RVISION July 22, 2016

According to the state government’s information department, drafting the program has involved nearly 10 government departments, including rural development, social welfare and urban development, which will all be working to explain the plans to the public in the coming days.

U Min Aung, the Arakan (Rakhine) State minister for urban development, said the departments have implemented many initiatives within their first 100 days in power, such as improving clean water supplies to areas facing water shortages and constructing cyclone shelters in areas prone to storms.

“We did as much as we could in terms of things that we have implemented within 100 days. We admit that we need to do more. Implementation is a long process,” U Min Aung said.

He said the state government’s thrice-delayed disclosure of the 100-day initiatives was due to major flooding in some parts of Arakan (Rakhine) State that had kept the government preoccupied in recent weeks assisting thousands of residents displaced by rising waters.

The state government, which like its Union-level counterpart had promised to makes its first 100 days in office noteworthy, has faced criticism for a lack of substantive improvements for constituents in the impoverished western state.

The Akkyab (Sittwe)based Arakan National Party has been reliably critical of the Arakan (Rakhine) State government headed by Chief Minister U Nyi Pu of the National League for Democracy.
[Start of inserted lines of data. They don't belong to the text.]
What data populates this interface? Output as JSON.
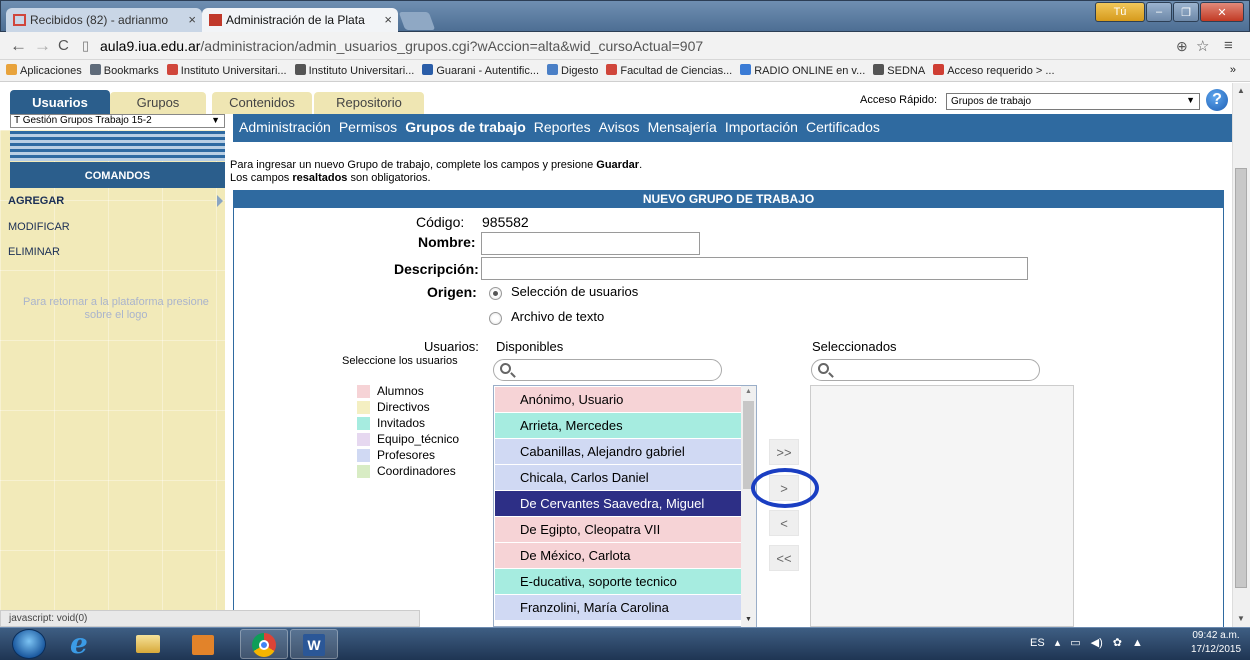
{
  "browser": {
    "tabs": [
      {
        "label": "Recibidos (82) - adrianmo",
        "active": false
      },
      {
        "label": "Administración de la Plata",
        "active": true
      }
    ],
    "window_user": "Tú",
    "url_host": "aula9.iua.edu.ar",
    "url_rest": "/administracion/admin_usuarios_grupos.cgi?wAccion=alta&wid_cursoActual=907",
    "bookmarks": [
      {
        "label": "Aplicaciones",
        "icon": "apps-grid-icon",
        "color": "#e8a33c"
      },
      {
        "label": "Bookmarks",
        "icon": "star-icon",
        "color": "#5f6b7a"
      },
      {
        "label": "Instituto Universitari...",
        "icon": "gmail-icon",
        "color": "#d0463b"
      },
      {
        "label": "Instituto Universitari...",
        "icon": "iua-logo-icon",
        "color": "#555"
      },
      {
        "label": "Guarani - Autentific...",
        "icon": "siu-icon",
        "color": "#2a5da8"
      },
      {
        "label": "Digesto",
        "icon": "doc-icon",
        "color": "#4a7fc6"
      },
      {
        "label": "Facultad de Ciencias...",
        "icon": "gmail-icon",
        "color": "#d0463b"
      },
      {
        "label": "RADIO ONLINE en v...",
        "icon": "play-icon",
        "color": "#3a7bd5"
      },
      {
        "label": "SEDNA",
        "icon": "iua-logo-icon",
        "color": "#555"
      },
      {
        "label": "Acceso requerido > ...",
        "icon": "chrome-icon",
        "color": "#cf3e33"
      }
    ],
    "bookmarks_more": "»",
    "status_text": "javascript: void(0)"
  },
  "app": {
    "tabs": [
      "Usuarios",
      "Grupos",
      "Contenidos",
      "Repositorio"
    ],
    "acceso_label": "Acceso Rápido:",
    "acceso_value": "Grupos de trabajo",
    "help": "?",
    "course": "T Gestión Grupos Trabajo 15-2",
    "menu": [
      {
        "label": "Administración",
        "active": false
      },
      {
        "label": "Permisos",
        "active": false
      },
      {
        "label": "Grupos de trabajo",
        "active": true
      },
      {
        "label": "Reportes",
        "active": false
      },
      {
        "label": "Avisos",
        "active": false
      },
      {
        "label": "Mensajería",
        "active": false
      },
      {
        "label": "Importación",
        "active": false
      },
      {
        "label": "Certificados",
        "active": false
      }
    ]
  },
  "sidebar": {
    "title": "COMANDOS",
    "items": [
      "AGREGAR",
      "MODIFICAR",
      "ELIMINAR"
    ],
    "info": "Para retornar a la plataforma presione sobre el logo"
  },
  "form": {
    "intro_1_pre": "Para ingresar un nuevo Grupo de trabajo, complete los campos y presione ",
    "intro_1_bold": "Guardar",
    "intro_1_post": ".",
    "intro_2_pre": "Los campos ",
    "intro_2_bold": "resaltados",
    "intro_2_post": " son obligatorios.",
    "title": "NUEVO GRUPO DE TRABAJO",
    "codigo_label": "Código:",
    "codigo_value": "985582",
    "nombre_label": "Nombre:",
    "nombre_value": "",
    "descripcion_label": "Descripción:",
    "descripcion_value": "",
    "origen_label": "Origen:",
    "origen_options": [
      "Selección de usuarios",
      "Archivo de texto"
    ],
    "origen_selected": "Selección de usuarios",
    "usuarios_label": "Usuarios:",
    "usuarios_hint": "Seleccione los usuarios",
    "disponibles_label": "Disponibles",
    "seleccionados_label": "Seleccionados",
    "legend": [
      {
        "label": "Alumnos",
        "color": "#f6d3d6"
      },
      {
        "label": "Directivos",
        "color": "#f4efc2"
      },
      {
        "label": "Invitados",
        "color": "#a6ece0"
      },
      {
        "label": "Equipo_técnico",
        "color": "#e6d8f0"
      },
      {
        "label": "Profesores",
        "color": "#d0d9f3"
      },
      {
        "label": "Coordinadores",
        "color": "#d8ecc4"
      }
    ],
    "disponibles": [
      {
        "name": "Anónimo, Usuario",
        "color": "#f6d3d6",
        "selected": false
      },
      {
        "name": "Arrieta, Mercedes",
        "color": "#a6ece0",
        "selected": false
      },
      {
        "name": "Cabanillas, Alejandro gabriel",
        "color": "#d0d9f3",
        "selected": false
      },
      {
        "name": "Chicala, Carlos Daniel",
        "color": "#d0d9f3",
        "selected": false
      },
      {
        "name": "De Cervantes Saavedra, Miguel",
        "color": "#2d2f86",
        "selected": true
      },
      {
        "name": "De Egipto, Cleopatra VII",
        "color": "#f6d3d6",
        "selected": false
      },
      {
        "name": "De México, Carlota",
        "color": "#f6d3d6",
        "selected": false
      },
      {
        "name": "E-ducativa, soporte tecnico",
        "color": "#a6ece0",
        "selected": false
      },
      {
        "name": "Franzolini, María Carolina",
        "color": "#d0d9f3",
        "selected": false
      }
    ],
    "move_buttons": [
      ">>",
      ">",
      "<",
      "<<"
    ]
  },
  "taskbar": {
    "language": "ES",
    "tray_icons": [
      "▴",
      "▭",
      "◀)",
      "✿",
      "▲"
    ],
    "time": "09:42 a.m.",
    "date": "17/12/2015"
  }
}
The ANP and the NLD have had an at-times acrimonious relationship, over issues ranging from leadership appointments to approaches on the contentious issue of citizenship for Muslims in Arakan (Rakhine) State.

U Tun Aung Kyaw, secretary of the ANP, which holds the most seats in the state parliament, said the state government had failed to take a leading role and was losing the faith of the public.

“Rakhine State needs development but the state government has been unable to do very basic, necessary things – likely [improving] transportation – within the 100 days,” he said.

U Nyi Pu has pushed back against such criticism, pointing to his government’s provision of humanitarian aid and resettlement assistance to people affected by the recent flooding.

Yesterday in Nay Pyi Taw, Union Minister for Labour, Immigration and Population U Thein Swe told reporters the government had no plan to amend the 1982 Citizenship Law that has formed the basis for the verification program. The controversial legislation has been criticised by rights groups due to its three-tiered codification of citizenship and stipulations on who qualifies for citizenship that can be difficult for some to meet despite generations of ancestors having lived in the country.

“We have no plan to amend the law and please don’t worry about doing that,” U Thein Swe said. “We cannot amend it quietly. If we need to amend it, we need to submit [proposed changes] to parliament first.”

U Aung Kyaw Htwee, an Araqkan (Rakhine) State MP, said evaluating the state government’s early days in office was difficult in part due to its failure to effectively communicate its plans to constituents.

“They have no transparency about the 100-day plans. We don’t know clearly what this is and what is included in the plan. Therefore, how can one say what has improved and what has not improved?” said the state lawmaker representing Pauktaw township.

He said representatives from the executive did not appear before the state legislature to answer for the 100-day plans despite MPs having submitted questions on the matter.

Last week, the Arakan (Rakhine) State Peace, Stability and Development Committee held its second meeting in Nay Pyi Taw, establishing a 142-point agenda for Arakan (Rakhine) State aimed at addressing its needs.

State Counsellor Daw Aung San Suu Kyi, who heads the committee, has faced international pressure over conditions faced by the largely Arakanese Rohingya, who have seen little change to their circumstance in the first four months of the new administration. More than 100,000 Muslims remain confined to squalid camps where healthcare and education access is restricted, some four years after they were displaced by violence between Buddhists and Muslims that tore through the state.

Criticised abroad and assailed by some at home over matters as seemingly innocuous as terminology for the beleaguered Muslim minority, early-going scrutiny was perhaps an inevitability for Daw Aung San Suu Kyi’s administration and its counterpart in Arakan (Rakhine) State, where the interfaith dynamics are among the NLD’s thorniest challenges.

Prior to his appointment as chief minister, when he was a lawmaker in the Arakan (Rakhine) State legislature tipped for the post, U Nyi Pu sought to manage expectations, particularly on the ability of the then-incoming administration’s ability to tackle deep-seated mistrust and divisions between the state’s Buddhist and Muslim communities.

“It is impossible to unite them at once. We will have to do it step by step,” U Nyi Pu told The Myanmar Times in an interview from the state capital Akkyab (Sittwe) in February.

“So we need to give the process a lot of time. Therefore we cannot say it can be accomplished in our five-year term,” he said.

Note: Changes have been made, MYANMAR TIMES is not responsible for these.